Here is the abstract of David Pitcher’s article.
Beale, perhaps an expert in the authorial intent of New Testament writers, in his Inaugural Lecture noted that compared to modern exegetical methods the various
opinions regarding the exegetical approach of the New Testament writers including their interpretive approaches are strange or even wrong or illegitimate. He began his article with the premise that the New Testament writers “were writing under divine inspiration and that God would certainly have a more exhaustive understanding of their intention.” He introduced the term “cognitive peripheral vision” to explain what “is going on” when New Testament authors make direct statements with an explicit meaning but many are at the “edges” with “blurring at these edges.”
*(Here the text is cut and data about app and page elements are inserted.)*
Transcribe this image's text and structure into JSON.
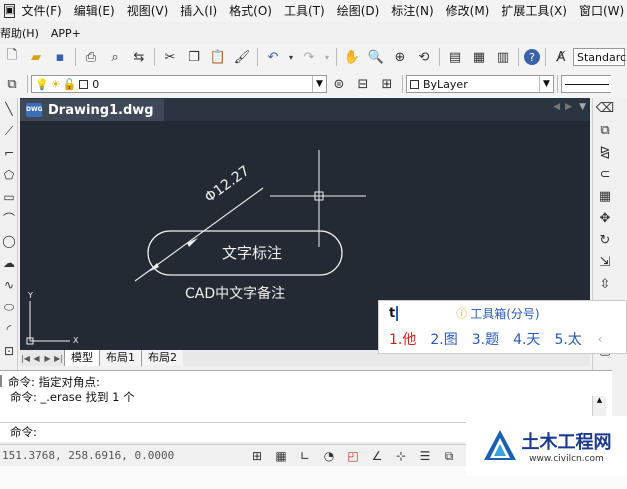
{
  "menubar": {
    "items": [
      "文件(F)",
      "编辑(E)",
      "视图(V)",
      "插入(I)",
      "格式(O)",
      "工具(T)",
      "绘图(D)",
      "标注(N)",
      "修改(M)",
      "扩展工具(X)",
      "窗口(W)"
    ]
  },
  "submenu": {
    "help": "帮助(H)",
    "app": "APP+"
  },
  "toolbar": {
    "textstyle": "Standarc",
    "layer_value": "0",
    "color_value": "ByLayer"
  },
  "document": {
    "tab_title": "Drawing1.dwg",
    "icon_text": "DWG"
  },
  "drawing": {
    "dim_text": "Φ12.27",
    "slot_label": "文字标注",
    "note_label": "CAD中文字备注",
    "ucs_y": "Y",
    "ucs_x": "X"
  },
  "layouts": {
    "tabs": [
      "模型",
      "布局1",
      "布局2"
    ]
  },
  "command": {
    "history": [
      "命令: 指定对角点:",
      "命令: _.erase 找到 1 个"
    ],
    "prompt": "命令:"
  },
  "status": {
    "coords": "151.3768, 258.6916, 0.0000"
  },
  "ime": {
    "input": "t",
    "hint": "工具箱(分号)",
    "candidates": [
      "1.他",
      "2.图",
      "3.题",
      "4.天",
      "5.太"
    ]
  },
  "watermark": {
    "brand": "土木工程网",
    "url": "www.civilcn.com"
  }
}
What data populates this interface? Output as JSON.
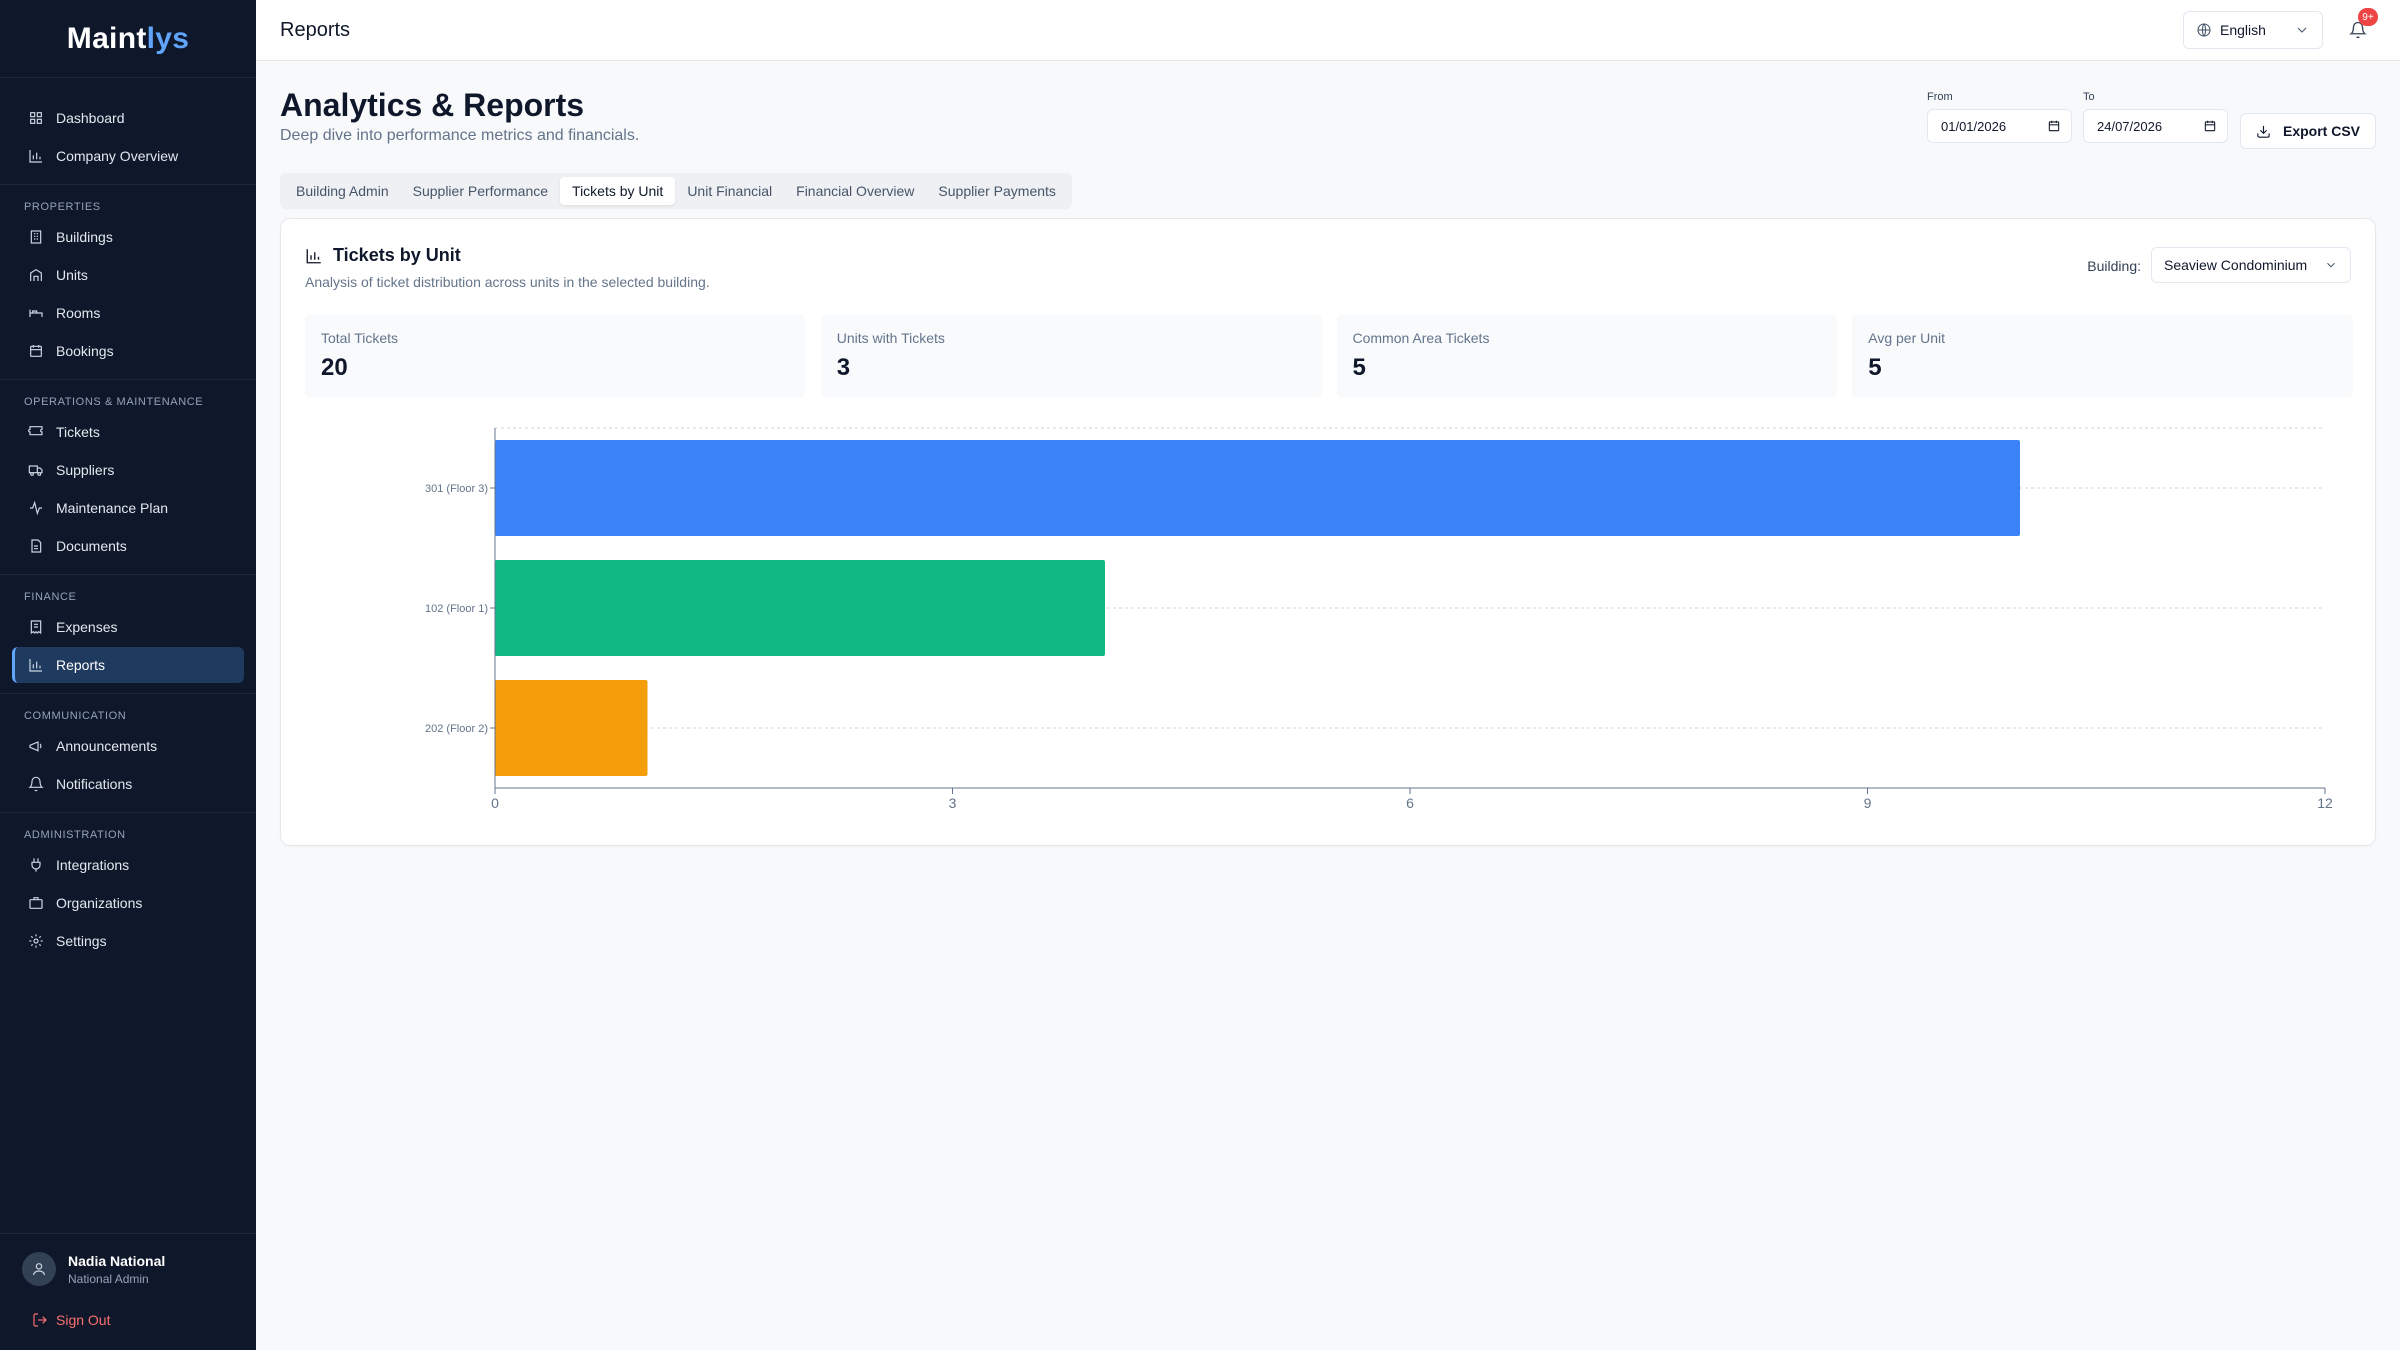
{
  "app": {
    "logo_main": "Maint",
    "logo_accent": "lys"
  },
  "sidebar": {
    "top_items": [
      {
        "label": "Dashboard",
        "icon": "grid-icon"
      },
      {
        "label": "Company Overview",
        "icon": "bar-chart-icon"
      }
    ],
    "sections": [
      {
        "title": "PROPERTIES",
        "items": [
          {
            "label": "Buildings",
            "icon": "building-icon"
          },
          {
            "label": "Units",
            "icon": "units-icon"
          },
          {
            "label": "Rooms",
            "icon": "bed-icon"
          },
          {
            "label": "Bookings",
            "icon": "calendar-icon"
          }
        ]
      },
      {
        "title": "OPERATIONS & MAINTENANCE",
        "items": [
          {
            "label": "Tickets",
            "icon": "ticket-icon"
          },
          {
            "label": "Suppliers",
            "icon": "truck-icon"
          },
          {
            "label": "Maintenance Plan",
            "icon": "activity-icon"
          },
          {
            "label": "Documents",
            "icon": "file-icon"
          }
        ]
      },
      {
        "title": "FINANCE",
        "items": [
          {
            "label": "Expenses",
            "icon": "receipt-icon"
          },
          {
            "label": "Reports",
            "icon": "bar-chart-icon",
            "active": true
          }
        ]
      },
      {
        "title": "COMMUNICATION",
        "items": [
          {
            "label": "Announcements",
            "icon": "megaphone-icon"
          },
          {
            "label": "Notifications",
            "icon": "bell-icon"
          }
        ]
      },
      {
        "title": "ADMINISTRATION",
        "items": [
          {
            "label": "Integrations",
            "icon": "plug-icon"
          },
          {
            "label": "Organizations",
            "icon": "briefcase-icon"
          },
          {
            "label": "Settings",
            "icon": "gear-icon"
          }
        ]
      }
    ],
    "user": {
      "name": "Nadia National",
      "role": "National Admin"
    },
    "sign_out": "Sign Out"
  },
  "topbar": {
    "title": "Reports",
    "language": "English",
    "notification_badge": "9+"
  },
  "page": {
    "title": "Analytics & Reports",
    "subtitle": "Deep dive into performance metrics and financials.",
    "from_label": "From",
    "from_value": "01/01/2026",
    "to_label": "To",
    "to_value": "24/07/2026",
    "export_label": "Export CSV",
    "tabs": [
      {
        "label": "Building Admin"
      },
      {
        "label": "Supplier Performance"
      },
      {
        "label": "Tickets by Unit",
        "active": true
      },
      {
        "label": "Unit Financial"
      },
      {
        "label": "Financial Overview"
      },
      {
        "label": "Supplier Payments"
      }
    ]
  },
  "card": {
    "title": "Tickets by Unit",
    "subtitle": "Analysis of ticket distribution across units in the selected building.",
    "building_label": "Building:",
    "building_value": "Seaview Condominium",
    "stats": [
      {
        "label": "Total Tickets",
        "value": "20"
      },
      {
        "label": "Units with Tickets",
        "value": "3"
      },
      {
        "label": "Common Area Tickets",
        "value": "5"
      },
      {
        "label": "Avg per Unit",
        "value": "5"
      }
    ]
  },
  "chart_data": {
    "type": "bar",
    "orientation": "horizontal",
    "categories": [
      "301 (Floor 3)",
      "102 (Floor 1)",
      "202 (Floor 2)"
    ],
    "values": [
      10,
      4,
      1
    ],
    "colors": [
      "#3b82f6",
      "#10b981",
      "#f59e0b"
    ],
    "xlim": [
      0,
      12
    ],
    "xticks": [
      0,
      3,
      6,
      9,
      12
    ],
    "grid": true
  }
}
This article will attempt to place in focus with an appropriate lens these “edges” and in doing so provide new forensic evidence that the Apostle Paul did indeed write the letters to Timothy and Titus. It will not try to aim to determine every implicit meaning in those letters but merely provide a prescription to and in doing so place in focus the authorship of the letters. Although others have asserted New Testament writers “echo” an Old Testament passage unawares4 and that “they did not know the full meaning of what they wrote” but only “part of the meaning” this article will illuminate the optics at least the Apostle Paul used in his epistles, the discovery of which begins with a paradigmatic analysis.